*** Given information Section Begins ***

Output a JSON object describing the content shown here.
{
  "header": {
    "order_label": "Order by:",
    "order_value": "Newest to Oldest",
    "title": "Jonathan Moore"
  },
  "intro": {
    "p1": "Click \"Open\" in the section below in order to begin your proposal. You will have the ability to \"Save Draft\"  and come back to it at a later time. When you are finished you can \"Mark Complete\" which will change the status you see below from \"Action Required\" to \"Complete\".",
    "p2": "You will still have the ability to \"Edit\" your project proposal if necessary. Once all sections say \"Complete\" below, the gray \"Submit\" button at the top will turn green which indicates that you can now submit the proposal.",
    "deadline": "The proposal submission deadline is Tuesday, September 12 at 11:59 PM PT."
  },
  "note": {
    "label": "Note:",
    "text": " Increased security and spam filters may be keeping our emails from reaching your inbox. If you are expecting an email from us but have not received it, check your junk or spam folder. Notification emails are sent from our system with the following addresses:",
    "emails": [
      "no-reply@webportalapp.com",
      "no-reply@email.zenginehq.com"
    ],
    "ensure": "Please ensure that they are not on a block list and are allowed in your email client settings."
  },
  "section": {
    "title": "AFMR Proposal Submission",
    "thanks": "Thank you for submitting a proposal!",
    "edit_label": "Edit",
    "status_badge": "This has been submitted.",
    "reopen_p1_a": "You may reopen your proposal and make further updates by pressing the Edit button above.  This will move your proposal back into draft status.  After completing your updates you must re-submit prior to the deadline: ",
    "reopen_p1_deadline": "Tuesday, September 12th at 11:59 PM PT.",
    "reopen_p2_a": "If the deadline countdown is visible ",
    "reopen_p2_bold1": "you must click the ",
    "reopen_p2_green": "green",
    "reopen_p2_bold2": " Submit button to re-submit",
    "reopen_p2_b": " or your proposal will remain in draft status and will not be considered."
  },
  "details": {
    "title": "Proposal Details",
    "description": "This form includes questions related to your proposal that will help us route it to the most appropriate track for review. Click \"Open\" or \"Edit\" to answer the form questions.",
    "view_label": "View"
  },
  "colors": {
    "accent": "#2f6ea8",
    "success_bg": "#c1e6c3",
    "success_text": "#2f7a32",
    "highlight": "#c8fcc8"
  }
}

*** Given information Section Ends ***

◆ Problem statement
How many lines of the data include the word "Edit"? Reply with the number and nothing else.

◆ Solution to this exercise
4